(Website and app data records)
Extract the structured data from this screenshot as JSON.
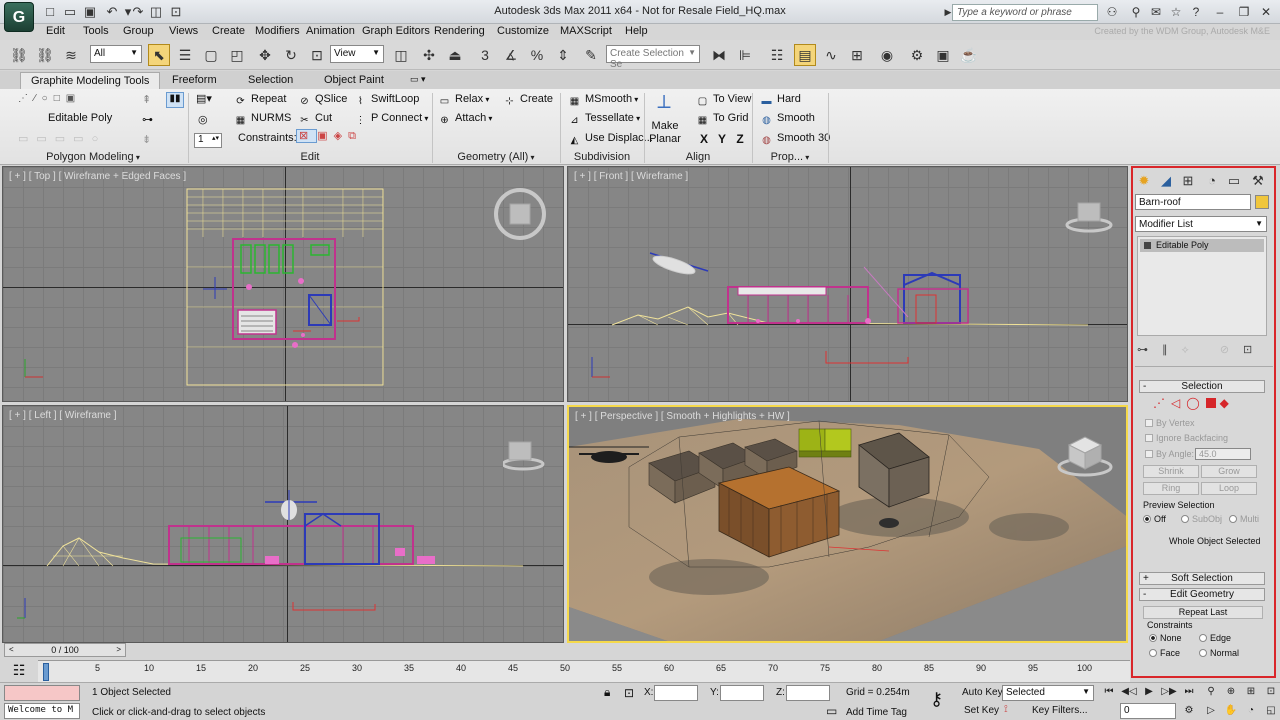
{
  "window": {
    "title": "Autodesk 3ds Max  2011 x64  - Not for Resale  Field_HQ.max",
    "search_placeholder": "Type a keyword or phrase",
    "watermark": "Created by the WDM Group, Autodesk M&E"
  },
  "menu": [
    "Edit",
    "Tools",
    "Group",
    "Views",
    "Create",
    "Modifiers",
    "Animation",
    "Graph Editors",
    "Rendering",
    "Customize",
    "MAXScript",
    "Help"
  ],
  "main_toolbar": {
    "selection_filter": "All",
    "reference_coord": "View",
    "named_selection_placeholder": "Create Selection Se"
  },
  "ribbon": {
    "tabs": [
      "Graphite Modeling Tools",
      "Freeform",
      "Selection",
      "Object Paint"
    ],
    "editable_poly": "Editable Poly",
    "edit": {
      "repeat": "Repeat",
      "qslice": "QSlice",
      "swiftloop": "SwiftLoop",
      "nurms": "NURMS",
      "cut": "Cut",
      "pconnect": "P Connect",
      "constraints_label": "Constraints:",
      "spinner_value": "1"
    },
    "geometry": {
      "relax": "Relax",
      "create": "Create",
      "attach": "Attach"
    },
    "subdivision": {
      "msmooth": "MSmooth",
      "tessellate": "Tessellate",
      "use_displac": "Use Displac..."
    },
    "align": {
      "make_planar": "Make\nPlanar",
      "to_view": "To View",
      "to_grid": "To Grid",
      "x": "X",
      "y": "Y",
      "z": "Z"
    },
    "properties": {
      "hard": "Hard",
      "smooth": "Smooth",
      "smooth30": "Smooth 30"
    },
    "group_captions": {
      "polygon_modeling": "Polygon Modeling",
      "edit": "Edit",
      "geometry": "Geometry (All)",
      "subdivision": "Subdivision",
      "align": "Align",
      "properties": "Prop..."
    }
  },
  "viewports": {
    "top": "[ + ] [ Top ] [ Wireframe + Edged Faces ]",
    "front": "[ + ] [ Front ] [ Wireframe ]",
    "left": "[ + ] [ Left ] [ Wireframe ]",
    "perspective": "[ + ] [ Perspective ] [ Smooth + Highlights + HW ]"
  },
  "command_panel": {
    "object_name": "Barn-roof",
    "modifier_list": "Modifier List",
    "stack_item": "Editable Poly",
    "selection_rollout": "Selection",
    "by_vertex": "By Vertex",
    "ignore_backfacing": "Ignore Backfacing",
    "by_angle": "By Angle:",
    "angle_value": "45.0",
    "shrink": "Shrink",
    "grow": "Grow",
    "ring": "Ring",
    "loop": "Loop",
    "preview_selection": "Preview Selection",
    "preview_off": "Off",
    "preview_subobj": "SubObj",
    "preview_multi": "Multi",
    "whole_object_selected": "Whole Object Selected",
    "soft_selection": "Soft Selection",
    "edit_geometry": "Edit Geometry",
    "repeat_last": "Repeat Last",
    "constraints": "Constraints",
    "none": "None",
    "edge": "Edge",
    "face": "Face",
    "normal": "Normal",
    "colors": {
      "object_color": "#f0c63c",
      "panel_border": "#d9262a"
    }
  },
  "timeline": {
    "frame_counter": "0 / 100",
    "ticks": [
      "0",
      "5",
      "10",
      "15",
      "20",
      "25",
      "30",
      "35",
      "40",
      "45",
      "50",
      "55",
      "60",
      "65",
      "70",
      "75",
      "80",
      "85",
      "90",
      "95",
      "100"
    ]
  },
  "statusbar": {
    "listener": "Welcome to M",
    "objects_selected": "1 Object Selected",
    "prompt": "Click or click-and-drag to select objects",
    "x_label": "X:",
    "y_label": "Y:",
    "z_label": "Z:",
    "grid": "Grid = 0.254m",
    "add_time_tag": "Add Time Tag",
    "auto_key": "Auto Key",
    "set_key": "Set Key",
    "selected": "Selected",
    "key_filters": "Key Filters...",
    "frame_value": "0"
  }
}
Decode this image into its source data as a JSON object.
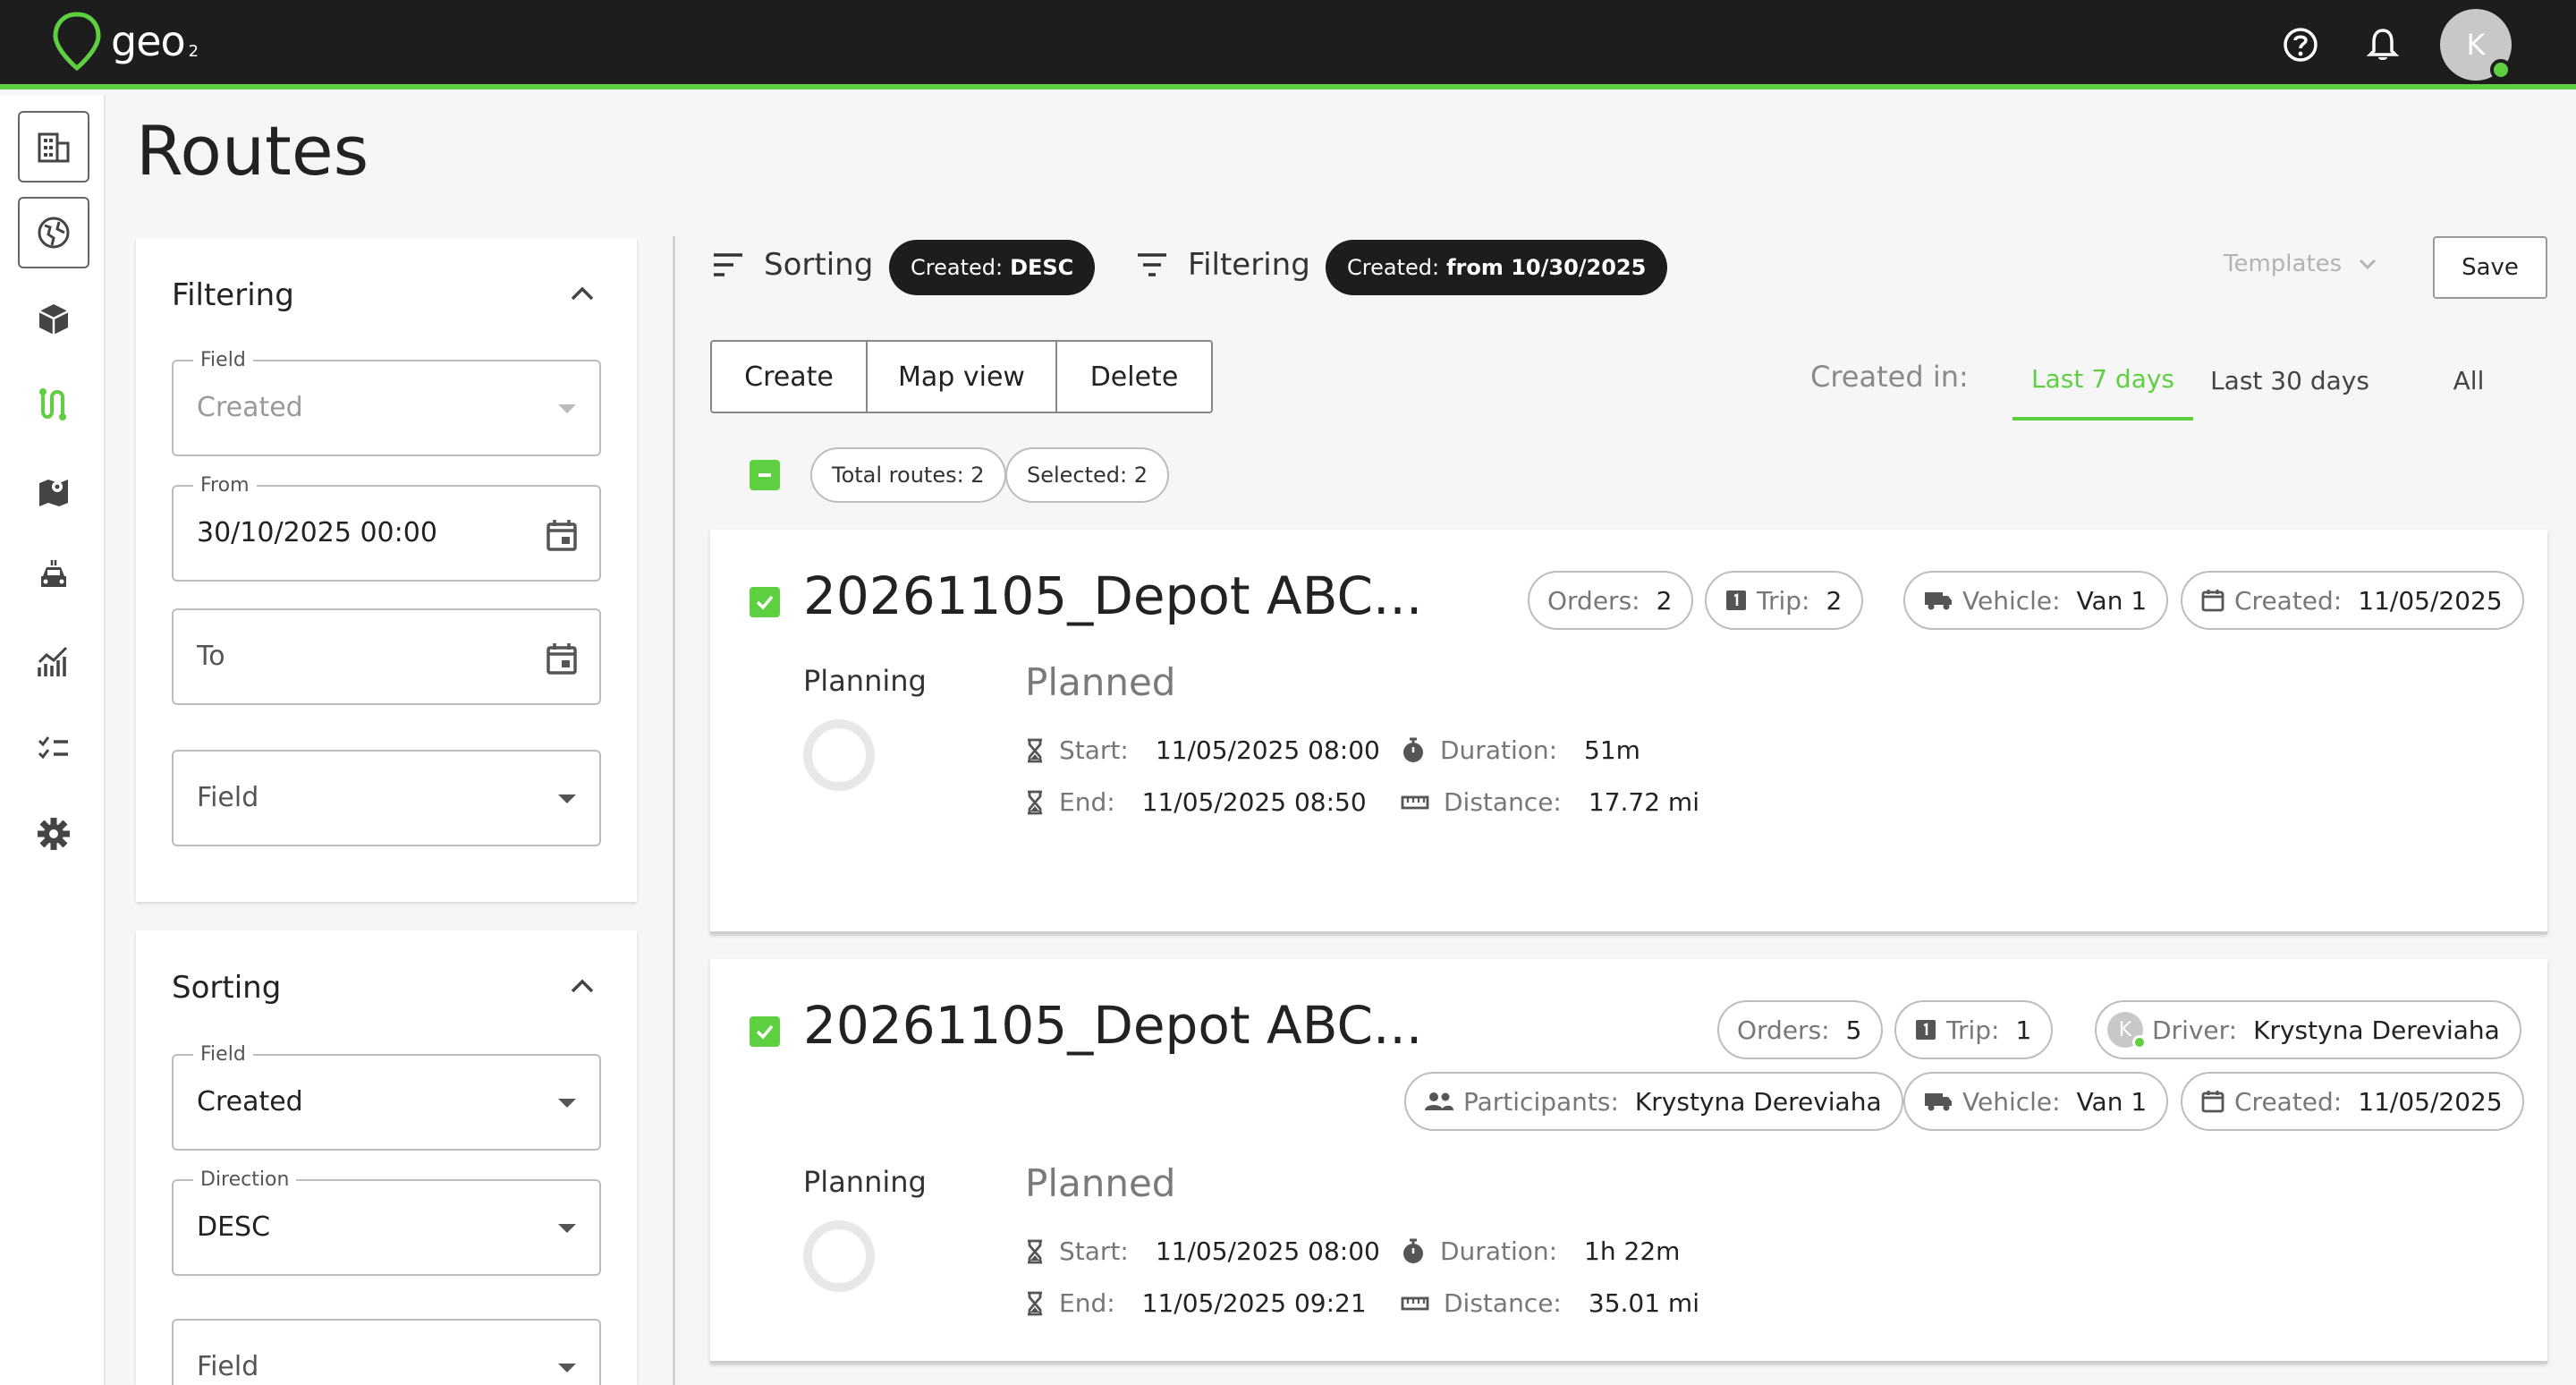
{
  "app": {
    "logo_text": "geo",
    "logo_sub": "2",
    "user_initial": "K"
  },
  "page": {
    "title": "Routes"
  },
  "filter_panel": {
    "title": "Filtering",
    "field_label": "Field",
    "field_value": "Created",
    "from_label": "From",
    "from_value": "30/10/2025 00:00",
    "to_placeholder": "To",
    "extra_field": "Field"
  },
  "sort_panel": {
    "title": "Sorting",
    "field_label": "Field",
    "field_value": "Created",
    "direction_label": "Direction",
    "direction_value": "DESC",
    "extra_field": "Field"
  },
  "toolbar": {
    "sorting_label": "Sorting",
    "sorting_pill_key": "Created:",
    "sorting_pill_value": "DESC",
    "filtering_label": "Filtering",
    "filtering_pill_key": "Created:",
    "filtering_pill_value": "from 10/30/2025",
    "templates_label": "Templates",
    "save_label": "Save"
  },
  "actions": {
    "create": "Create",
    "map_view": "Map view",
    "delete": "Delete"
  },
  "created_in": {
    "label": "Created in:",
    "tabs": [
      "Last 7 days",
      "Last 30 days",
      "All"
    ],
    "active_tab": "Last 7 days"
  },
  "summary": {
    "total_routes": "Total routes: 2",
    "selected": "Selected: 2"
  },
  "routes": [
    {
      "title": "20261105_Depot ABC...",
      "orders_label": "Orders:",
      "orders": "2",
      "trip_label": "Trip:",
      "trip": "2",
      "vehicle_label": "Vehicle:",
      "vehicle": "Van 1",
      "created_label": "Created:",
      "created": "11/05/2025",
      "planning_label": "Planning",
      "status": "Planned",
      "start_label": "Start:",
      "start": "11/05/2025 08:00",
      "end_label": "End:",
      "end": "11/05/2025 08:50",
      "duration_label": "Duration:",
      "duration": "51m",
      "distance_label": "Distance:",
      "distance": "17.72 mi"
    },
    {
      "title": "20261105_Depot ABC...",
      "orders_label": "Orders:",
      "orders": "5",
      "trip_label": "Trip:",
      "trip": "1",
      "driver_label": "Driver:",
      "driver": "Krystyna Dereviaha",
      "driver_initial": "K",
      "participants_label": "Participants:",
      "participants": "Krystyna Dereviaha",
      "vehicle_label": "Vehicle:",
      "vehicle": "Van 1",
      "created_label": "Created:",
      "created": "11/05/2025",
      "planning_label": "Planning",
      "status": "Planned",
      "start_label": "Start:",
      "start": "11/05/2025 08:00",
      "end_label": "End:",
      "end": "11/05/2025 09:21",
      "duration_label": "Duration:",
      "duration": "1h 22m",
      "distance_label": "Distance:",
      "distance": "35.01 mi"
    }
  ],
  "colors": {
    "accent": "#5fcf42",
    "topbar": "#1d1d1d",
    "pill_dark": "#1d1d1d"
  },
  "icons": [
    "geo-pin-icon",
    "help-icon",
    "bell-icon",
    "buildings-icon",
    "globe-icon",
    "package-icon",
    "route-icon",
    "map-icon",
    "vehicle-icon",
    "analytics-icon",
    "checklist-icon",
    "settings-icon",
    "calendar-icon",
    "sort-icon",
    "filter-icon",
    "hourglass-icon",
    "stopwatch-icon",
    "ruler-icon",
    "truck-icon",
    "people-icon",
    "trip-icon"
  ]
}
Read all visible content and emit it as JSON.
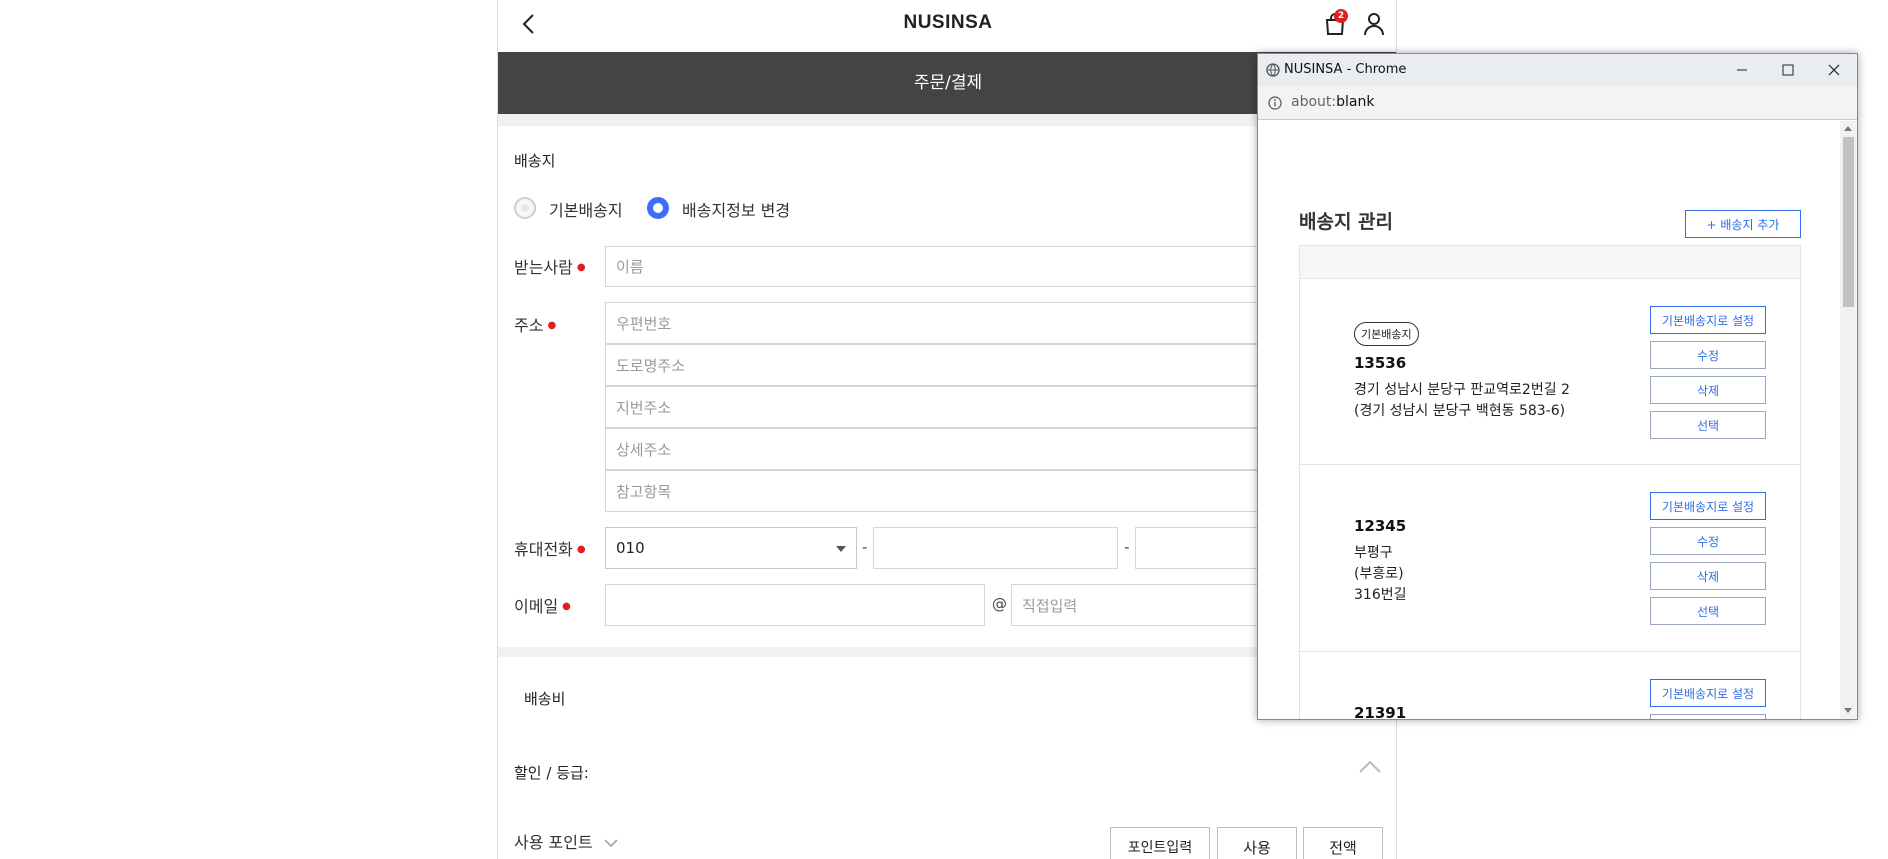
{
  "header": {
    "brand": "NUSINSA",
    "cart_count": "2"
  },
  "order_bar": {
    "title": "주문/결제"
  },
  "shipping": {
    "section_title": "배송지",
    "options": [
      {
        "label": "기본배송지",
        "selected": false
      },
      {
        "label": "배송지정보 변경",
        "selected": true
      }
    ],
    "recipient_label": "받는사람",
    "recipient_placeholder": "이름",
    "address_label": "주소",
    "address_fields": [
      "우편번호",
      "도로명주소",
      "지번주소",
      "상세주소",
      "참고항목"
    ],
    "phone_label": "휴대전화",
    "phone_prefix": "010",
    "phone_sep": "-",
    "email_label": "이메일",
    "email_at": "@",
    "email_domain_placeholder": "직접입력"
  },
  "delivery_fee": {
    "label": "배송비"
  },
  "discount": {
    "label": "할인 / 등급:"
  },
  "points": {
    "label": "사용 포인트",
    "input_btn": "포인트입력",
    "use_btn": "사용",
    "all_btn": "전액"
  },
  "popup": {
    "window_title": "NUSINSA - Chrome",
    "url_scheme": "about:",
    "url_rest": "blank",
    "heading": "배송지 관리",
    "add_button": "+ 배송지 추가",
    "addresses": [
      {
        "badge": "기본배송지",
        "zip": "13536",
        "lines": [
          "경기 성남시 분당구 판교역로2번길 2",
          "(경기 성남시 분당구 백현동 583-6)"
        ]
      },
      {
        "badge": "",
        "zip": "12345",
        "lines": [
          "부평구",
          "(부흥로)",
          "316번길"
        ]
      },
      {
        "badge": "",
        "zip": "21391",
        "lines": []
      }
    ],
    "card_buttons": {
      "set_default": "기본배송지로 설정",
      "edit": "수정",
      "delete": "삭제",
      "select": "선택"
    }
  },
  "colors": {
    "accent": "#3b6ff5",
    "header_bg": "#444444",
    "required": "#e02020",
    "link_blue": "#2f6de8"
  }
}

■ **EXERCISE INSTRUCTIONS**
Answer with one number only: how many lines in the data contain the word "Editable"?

■ **REPLY**
2